I was at the airport waiting to board a plane when a woman and her friend pushed past me to the front of the line, shoving her bag into my arm on her way to the counter. She did not apologize and continued talking loudly to her friend. I immediately judged her as rude.
It turns out that she and her friend sat in the seats directly in front of my husband and me. Maybe because I was writing this blog, I happened to notice what I was noticing. I felt unforgiving. Not that she cared, but she’d made a very bad impression.
Through our perceptions we form a perspective on how things are outside of ourselves. We see or hear something and form an opinion of what’s occurred. Sadly, sometimes we make unfair conclusions about the other person involved, even his character.
Your perception is based on past memories related to a similar situation, the way you think - mostly positive or mostly negative, and even your current mood. Therefore, perception is relative.
But there is something in interactions with others that is constant and immediately recognizable: courtesy.
It is a natural human reaction to shield yourself against an offensive word or gesture. My unforgiveness toward the woman in the airport was my shield. Other shields may include a verbal confrontation, or even a physical one.
However, using courtesy as a first response buttresses self-command and personal power. Instead of confronting her, I took a pause.
Oh, I was still irritated! But I wasn't physically hurt and, during my pause, I realized she had no apparent clue or care about her actions, so a confrontation would have solved nothing.
The primary rule of courtesy: if someone is rude, it is never okay to be rude back.
Emotions can cloud your ability to communicate effectively, so keeping courtesy as a default response can save you from the aftermath of an escalated interaction. It is the glue that keeps things generally pleasant and well-functioning. It can also save your dignity.
Courtesy and politeness are place holders until a better you shows up by reassessing the situation.

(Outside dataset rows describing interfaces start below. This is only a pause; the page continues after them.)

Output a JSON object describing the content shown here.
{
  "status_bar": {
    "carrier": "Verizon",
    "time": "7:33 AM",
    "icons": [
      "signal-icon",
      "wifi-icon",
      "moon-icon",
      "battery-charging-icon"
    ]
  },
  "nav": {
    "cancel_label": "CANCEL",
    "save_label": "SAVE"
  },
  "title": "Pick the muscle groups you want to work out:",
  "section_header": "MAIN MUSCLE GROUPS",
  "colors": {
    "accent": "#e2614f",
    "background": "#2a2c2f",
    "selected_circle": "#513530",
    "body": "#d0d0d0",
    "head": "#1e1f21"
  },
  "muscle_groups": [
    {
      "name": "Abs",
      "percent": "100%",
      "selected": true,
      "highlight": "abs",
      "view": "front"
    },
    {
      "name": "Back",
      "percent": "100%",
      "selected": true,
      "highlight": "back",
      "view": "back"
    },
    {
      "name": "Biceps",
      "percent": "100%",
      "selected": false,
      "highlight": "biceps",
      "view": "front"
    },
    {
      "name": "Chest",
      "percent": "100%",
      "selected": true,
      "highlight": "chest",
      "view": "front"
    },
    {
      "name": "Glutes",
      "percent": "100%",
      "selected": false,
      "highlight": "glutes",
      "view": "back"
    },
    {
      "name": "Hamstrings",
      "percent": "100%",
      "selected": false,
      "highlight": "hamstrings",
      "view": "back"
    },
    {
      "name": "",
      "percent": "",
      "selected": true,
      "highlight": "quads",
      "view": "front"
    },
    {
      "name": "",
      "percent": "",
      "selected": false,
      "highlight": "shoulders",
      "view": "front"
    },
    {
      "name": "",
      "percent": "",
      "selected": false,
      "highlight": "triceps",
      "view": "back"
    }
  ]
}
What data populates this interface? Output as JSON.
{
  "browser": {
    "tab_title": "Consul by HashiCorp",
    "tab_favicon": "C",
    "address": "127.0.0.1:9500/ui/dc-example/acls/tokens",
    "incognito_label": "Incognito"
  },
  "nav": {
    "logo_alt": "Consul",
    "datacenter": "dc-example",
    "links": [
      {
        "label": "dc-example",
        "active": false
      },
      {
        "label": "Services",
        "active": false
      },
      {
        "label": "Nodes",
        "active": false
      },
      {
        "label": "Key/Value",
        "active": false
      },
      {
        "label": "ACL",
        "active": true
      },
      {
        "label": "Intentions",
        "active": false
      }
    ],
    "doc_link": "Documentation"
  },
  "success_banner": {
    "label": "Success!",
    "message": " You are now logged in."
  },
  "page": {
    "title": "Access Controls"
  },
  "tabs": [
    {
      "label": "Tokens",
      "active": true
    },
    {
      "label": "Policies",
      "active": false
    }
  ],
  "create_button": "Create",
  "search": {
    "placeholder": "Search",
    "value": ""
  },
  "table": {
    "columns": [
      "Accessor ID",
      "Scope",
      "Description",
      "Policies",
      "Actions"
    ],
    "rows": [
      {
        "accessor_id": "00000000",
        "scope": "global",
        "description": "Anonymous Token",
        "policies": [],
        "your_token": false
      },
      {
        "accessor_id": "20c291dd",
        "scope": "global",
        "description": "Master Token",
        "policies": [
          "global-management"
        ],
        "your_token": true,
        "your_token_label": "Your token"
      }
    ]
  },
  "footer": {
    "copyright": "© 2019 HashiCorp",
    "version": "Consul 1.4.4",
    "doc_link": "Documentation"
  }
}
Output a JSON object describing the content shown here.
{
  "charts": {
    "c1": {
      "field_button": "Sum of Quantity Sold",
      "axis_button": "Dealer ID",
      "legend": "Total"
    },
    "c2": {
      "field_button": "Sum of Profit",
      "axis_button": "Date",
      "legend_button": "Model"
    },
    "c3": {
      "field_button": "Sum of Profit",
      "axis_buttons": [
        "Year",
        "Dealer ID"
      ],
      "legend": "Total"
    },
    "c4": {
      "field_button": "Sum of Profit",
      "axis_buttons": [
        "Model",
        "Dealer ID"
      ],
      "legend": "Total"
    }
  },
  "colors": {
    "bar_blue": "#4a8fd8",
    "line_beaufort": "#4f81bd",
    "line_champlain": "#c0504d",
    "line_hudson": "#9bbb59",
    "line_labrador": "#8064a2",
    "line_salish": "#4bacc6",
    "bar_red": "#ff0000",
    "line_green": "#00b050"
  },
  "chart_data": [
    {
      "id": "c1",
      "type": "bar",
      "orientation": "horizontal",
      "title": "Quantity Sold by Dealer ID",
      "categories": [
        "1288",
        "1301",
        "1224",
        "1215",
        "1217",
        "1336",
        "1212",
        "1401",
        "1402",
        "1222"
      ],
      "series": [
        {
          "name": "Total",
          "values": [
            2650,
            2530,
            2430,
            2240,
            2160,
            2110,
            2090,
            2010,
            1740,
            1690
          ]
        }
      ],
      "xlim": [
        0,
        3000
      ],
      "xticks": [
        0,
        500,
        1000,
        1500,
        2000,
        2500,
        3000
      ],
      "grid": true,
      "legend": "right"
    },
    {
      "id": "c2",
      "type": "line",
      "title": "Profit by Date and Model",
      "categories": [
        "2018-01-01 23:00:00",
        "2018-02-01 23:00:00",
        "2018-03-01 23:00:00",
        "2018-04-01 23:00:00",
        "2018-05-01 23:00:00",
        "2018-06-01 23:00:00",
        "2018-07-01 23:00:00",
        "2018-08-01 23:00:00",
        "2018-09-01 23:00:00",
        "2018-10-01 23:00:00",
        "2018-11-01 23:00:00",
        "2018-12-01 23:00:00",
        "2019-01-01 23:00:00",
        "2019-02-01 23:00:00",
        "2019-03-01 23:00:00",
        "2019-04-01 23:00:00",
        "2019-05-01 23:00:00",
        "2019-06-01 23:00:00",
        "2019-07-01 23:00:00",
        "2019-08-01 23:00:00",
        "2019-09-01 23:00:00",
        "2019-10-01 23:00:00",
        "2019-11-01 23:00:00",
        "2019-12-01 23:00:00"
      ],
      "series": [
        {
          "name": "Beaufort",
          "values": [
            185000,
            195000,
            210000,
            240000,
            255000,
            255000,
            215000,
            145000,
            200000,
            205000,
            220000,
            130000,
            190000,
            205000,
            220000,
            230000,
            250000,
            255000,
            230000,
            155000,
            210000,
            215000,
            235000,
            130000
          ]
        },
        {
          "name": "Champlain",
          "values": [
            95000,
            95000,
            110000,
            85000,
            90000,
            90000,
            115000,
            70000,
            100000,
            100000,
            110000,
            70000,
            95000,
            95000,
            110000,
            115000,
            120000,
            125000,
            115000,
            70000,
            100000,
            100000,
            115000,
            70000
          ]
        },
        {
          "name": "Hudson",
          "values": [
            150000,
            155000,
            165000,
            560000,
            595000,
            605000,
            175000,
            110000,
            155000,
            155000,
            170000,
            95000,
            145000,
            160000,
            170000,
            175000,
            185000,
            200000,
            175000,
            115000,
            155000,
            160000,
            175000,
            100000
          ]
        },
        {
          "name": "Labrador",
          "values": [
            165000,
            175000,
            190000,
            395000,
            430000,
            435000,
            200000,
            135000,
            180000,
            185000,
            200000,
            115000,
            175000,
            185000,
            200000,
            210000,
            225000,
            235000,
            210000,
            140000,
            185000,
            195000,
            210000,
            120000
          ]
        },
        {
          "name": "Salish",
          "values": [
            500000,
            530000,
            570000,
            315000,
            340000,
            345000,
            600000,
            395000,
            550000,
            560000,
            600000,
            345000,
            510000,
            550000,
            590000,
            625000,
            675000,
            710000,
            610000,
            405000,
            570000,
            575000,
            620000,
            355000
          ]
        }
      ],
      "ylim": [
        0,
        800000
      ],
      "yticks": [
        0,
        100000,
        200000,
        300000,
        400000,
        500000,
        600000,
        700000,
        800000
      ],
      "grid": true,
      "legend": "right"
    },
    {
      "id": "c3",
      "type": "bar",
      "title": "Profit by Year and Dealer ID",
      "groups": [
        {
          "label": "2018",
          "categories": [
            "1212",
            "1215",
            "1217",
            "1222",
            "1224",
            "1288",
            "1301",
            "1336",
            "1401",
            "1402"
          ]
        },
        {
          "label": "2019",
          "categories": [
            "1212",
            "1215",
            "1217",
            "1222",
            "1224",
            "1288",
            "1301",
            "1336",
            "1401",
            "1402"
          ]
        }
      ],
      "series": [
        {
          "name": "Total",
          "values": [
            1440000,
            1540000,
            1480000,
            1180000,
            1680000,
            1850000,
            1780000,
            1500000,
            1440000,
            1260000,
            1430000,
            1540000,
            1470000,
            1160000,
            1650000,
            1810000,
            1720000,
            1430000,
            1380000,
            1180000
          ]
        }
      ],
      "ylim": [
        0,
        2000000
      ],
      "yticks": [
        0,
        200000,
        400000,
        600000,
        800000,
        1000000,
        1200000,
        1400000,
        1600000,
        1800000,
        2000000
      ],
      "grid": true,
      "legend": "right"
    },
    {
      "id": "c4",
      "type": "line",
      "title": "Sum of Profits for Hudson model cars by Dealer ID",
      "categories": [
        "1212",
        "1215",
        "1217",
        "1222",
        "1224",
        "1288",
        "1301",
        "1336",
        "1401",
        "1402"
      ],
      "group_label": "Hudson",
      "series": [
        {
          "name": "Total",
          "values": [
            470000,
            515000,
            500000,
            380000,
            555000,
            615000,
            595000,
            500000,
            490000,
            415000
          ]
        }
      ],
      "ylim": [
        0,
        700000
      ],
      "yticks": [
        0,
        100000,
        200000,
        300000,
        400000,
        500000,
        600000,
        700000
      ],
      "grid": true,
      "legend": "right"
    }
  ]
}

Even when your perception seems to take hold as reality, your aim should be to gain a true understanding of the relative importance of things. A destabilizing perception can not only lead to an unpleasant confrontation, but to road rage or violence.
Just watch the news and there are examples of this in most leading stories!
Remaining in a courteous frame of mind can keep situations at a respectful level and can even help change your perspective.
One benefit of evolving perception is forgiveness. Many people think that forgiveness is directed at the person who wronged you, but it is actually just your shift in perception.
You can make this shift by:
Forgiveness, seeing things a little differently, and putting the situation in the past will help you avoid negativity. But self-righteousness, resentment, and the desire to play the victim, breeds negativity and begins to repel other people. No one enjoys being around someone with a negative, sour attitude.
Recognize when you need to shift your perception, and work to get it done.
When respectful action is taken, the intention matters even if the gesture is not read in the way it was intended.
For example, a man holds a chair for a lady, but in today’s world, the same gesture might be read as disrespectful (i.e. catering to the weaker sex). She can share with him that the modern perspective would be not to assist any person with their chair unless they are having difficulty--after courteously replying, "Thank you."
However, timeless expressions of courtesy may look like this:
These expressions of courtesy, when offered sincerely, make a positive impression.
There are also courteous actions to enlist when interacting with someone in conversation to prevent rushing to a conclusion, or adopting a hasty - and possibly incorrect - perception.
These actions help us perceive more accurately:
Consciously decide that you are going to give others the benefit of the doubt, rather than stay stuck in your perceptions of judgment.
The habits of courteous and polite actions give you the time to be mindful enough to actually give another person the benefit of the doubt and enjoy the peace of not jumping to an unfair conclusion.